Some coral species can be amazingly resilient even in the wake of massive nuclear explosions. But bad news about coral reefs and, more widely, the state of the seas remains the default state. In this 'official' International Year of the Reef, and unofficial [deep sea] Coral Week, what pointers for hope?
Andrew Baird and Jeffrey A. Maynard have argued that an analysis by Ove Hoegh-Guldberg et al does not present sufficient evidence to conclude that corals will unable to adapt to climate change and ocean acidification. Hoegh-Guldberg and co respond here.
A recently published study by Deborah Iglesias-Rodríguez suggests that an important organism, Emiliania huxleyi, may actually thrive in a high CO2 world. But Iglesias-Rodríguez says the "hopeful news for 'Ehux' does not overturn the gloomy predictions for corals or negate ocean acidification as an impending ecological disruption" (see also V. Fabry pdf). And Thomas Goreau says that the fact that the cultures were grown under high "nutrient-replete conditions” should be a "serious caveat".
Coral restoration efforts - such as these or these - may be the best hope, where also combined with expanded and effective protected areas.

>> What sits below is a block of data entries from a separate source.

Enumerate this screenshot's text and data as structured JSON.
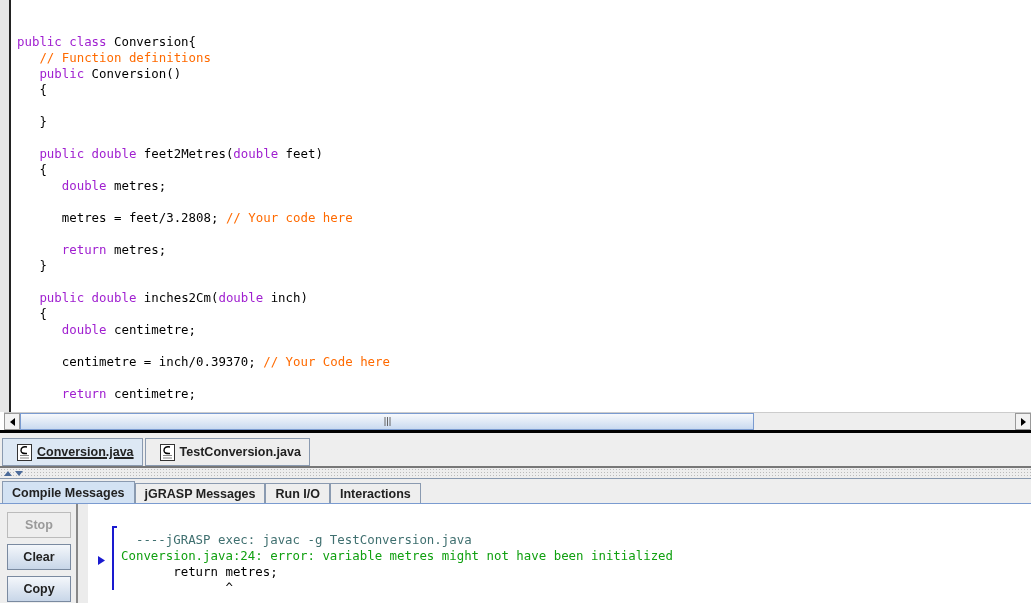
{
  "editor": {
    "lines": [
      {
        "kind": "code",
        "segments": [
          {
            "text": "public class ",
            "kind": "keyword"
          },
          {
            "text": "Conversion{",
            "kind": "plain"
          }
        ]
      },
      {
        "kind": "code",
        "segments": [
          {
            "text": "   // Function definitions",
            "kind": "comment"
          }
        ]
      },
      {
        "kind": "code",
        "segments": [
          {
            "text": "   public ",
            "kind": "keyword"
          },
          {
            "text": "Conversion()",
            "kind": "plain"
          }
        ]
      },
      {
        "kind": "code",
        "segments": [
          {
            "text": "   {",
            "kind": "plain"
          }
        ]
      },
      {
        "kind": "blank"
      },
      {
        "kind": "code",
        "segments": [
          {
            "text": "   }",
            "kind": "plain"
          }
        ]
      },
      {
        "kind": "blank"
      },
      {
        "kind": "code",
        "segments": [
          {
            "text": "   public double ",
            "kind": "keyword"
          },
          {
            "text": "feet2Metres(",
            "kind": "plain"
          },
          {
            "text": "double ",
            "kind": "keyword"
          },
          {
            "text": "feet)",
            "kind": "plain"
          }
        ]
      },
      {
        "kind": "code",
        "segments": [
          {
            "text": "   {",
            "kind": "plain"
          }
        ]
      },
      {
        "kind": "code",
        "segments": [
          {
            "text": "      double ",
            "kind": "keyword"
          },
          {
            "text": "metres;",
            "kind": "plain"
          }
        ]
      },
      {
        "kind": "blank"
      },
      {
        "kind": "code",
        "segments": [
          {
            "text": "      metres = feet/3.2808; ",
            "kind": "plain"
          },
          {
            "text": "// Your code here",
            "kind": "comment"
          }
        ]
      },
      {
        "kind": "blank"
      },
      {
        "kind": "code",
        "segments": [
          {
            "text": "      return ",
            "kind": "keyword"
          },
          {
            "text": "metres;",
            "kind": "plain"
          }
        ]
      },
      {
        "kind": "code",
        "segments": [
          {
            "text": "   }",
            "kind": "plain"
          }
        ]
      },
      {
        "kind": "blank"
      },
      {
        "kind": "code",
        "segments": [
          {
            "text": "   public double ",
            "kind": "keyword"
          },
          {
            "text": "inches2Cm(",
            "kind": "plain"
          },
          {
            "text": "double ",
            "kind": "keyword"
          },
          {
            "text": "inch)",
            "kind": "plain"
          }
        ]
      },
      {
        "kind": "code",
        "segments": [
          {
            "text": "   {",
            "kind": "plain"
          }
        ]
      },
      {
        "kind": "code",
        "segments": [
          {
            "text": "      double ",
            "kind": "keyword"
          },
          {
            "text": "centimetre;",
            "kind": "plain"
          }
        ]
      },
      {
        "kind": "blank"
      },
      {
        "kind": "code",
        "segments": [
          {
            "text": "      centimetre = inch/0.39370; ",
            "kind": "plain"
          },
          {
            "text": "// Your Code here",
            "kind": "comment"
          }
        ]
      },
      {
        "kind": "blank"
      },
      {
        "kind": "code",
        "segments": [
          {
            "text": "      return ",
            "kind": "keyword"
          },
          {
            "text": "centimetre;",
            "kind": "plain"
          }
        ]
      }
    ]
  },
  "file_tabs": [
    {
      "label": "Conversion.java",
      "selected": true
    },
    {
      "label": "TestConversion.java",
      "selected": false
    }
  ],
  "message_tabs": [
    {
      "label": "Compile Messages",
      "selected": true
    },
    {
      "label": "jGRASP Messages",
      "selected": false
    },
    {
      "label": "Run I/O",
      "selected": false
    },
    {
      "label": "Interactions",
      "selected": false
    }
  ],
  "buttons": [
    {
      "label": "Stop",
      "disabled": true
    },
    {
      "label": "Clear",
      "disabled": false
    },
    {
      "label": "Copy",
      "disabled": false
    }
  ],
  "messages": [
    {
      "text": "  ----jGRASP exec: javac -g TestConversion.java",
      "kind": "header"
    },
    {
      "text": "Conversion.java:24: error: variable metres might not have been initialized",
      "kind": "error"
    },
    {
      "text": "       return metres;",
      "kind": "source"
    },
    {
      "text": "              ^",
      "kind": "source"
    }
  ]
}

[P.S. See also Expanding Oxygen-Minimum Zones in the Tropical Oceans, blogged on 6 May as Ocean 'deserts' are increasing as planet warms.]